If my child qualifies for therapy, how long will he/she require therapy?
There are numerous factors which may impact the success of therapy with any given child. Some of these factors include cognitive level, attention skills, play skills/social skills, behavior, desire to learn and/or please others, carryover of therapy techniques/suggestions in the home environment, origin of the delay or disorder, rapport/relationship established with the therapist, and consistency of therapy sessions. Some children may only need therapy for a few months while others may require therapy for several years. is Occupational Therapy? 
Occupational Therapy (OT) is available for children, adults, and the elderly in a variety of settings.  Pediatric OT helps children develop the skills required to perform their activities of daily living.  These activities may include bathing, dressing, eating, playing, and learning.  Through creative therapeutic sessions children work to improve deficits in areas such as fine motor, gross motor, visual perception, visual motor, and sensory processing so that they can work, play, and learn to their full potential.



Our Clinic

If you are interested in child therapy near Atlanta, contact us today.
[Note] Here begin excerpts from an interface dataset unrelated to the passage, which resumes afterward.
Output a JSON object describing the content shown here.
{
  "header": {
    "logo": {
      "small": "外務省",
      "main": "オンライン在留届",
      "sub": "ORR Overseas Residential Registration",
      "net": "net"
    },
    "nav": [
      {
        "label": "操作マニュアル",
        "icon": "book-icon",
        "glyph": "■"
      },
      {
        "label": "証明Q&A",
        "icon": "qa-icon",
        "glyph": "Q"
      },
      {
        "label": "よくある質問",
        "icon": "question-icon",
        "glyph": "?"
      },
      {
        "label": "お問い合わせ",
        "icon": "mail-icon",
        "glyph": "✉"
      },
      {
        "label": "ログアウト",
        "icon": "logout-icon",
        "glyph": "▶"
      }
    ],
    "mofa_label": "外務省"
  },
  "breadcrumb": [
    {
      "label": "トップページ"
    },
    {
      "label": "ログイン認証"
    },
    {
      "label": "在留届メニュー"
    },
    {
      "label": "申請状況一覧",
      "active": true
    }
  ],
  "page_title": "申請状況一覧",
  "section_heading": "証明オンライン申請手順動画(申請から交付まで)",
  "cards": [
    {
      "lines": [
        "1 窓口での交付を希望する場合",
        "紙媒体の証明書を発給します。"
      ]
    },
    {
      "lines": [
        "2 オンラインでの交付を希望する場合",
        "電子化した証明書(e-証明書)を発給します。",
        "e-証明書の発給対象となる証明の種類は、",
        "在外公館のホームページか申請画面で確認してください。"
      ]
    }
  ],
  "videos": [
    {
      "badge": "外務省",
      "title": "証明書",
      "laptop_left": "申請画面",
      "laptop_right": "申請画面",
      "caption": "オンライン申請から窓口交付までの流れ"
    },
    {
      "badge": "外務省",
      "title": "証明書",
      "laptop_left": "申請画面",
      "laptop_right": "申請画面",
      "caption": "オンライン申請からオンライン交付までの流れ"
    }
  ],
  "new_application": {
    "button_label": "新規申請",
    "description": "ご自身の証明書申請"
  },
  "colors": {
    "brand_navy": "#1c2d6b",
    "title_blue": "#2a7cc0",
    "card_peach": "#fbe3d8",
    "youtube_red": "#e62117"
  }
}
With years of experience in speech and occupational therapy, we are able to develop a treatment plan tailored to your child's needs. If you have any questions or concerns, please feel free to contact us!

Child Therapy Atlanta Georgia



To "experience" a typical therapy session please read "It's Speech Time!," an article co-written by Therapy Solutions own Katie Burch, M.Ed., CCC-SLP and published in Gwinnett Parents magazine.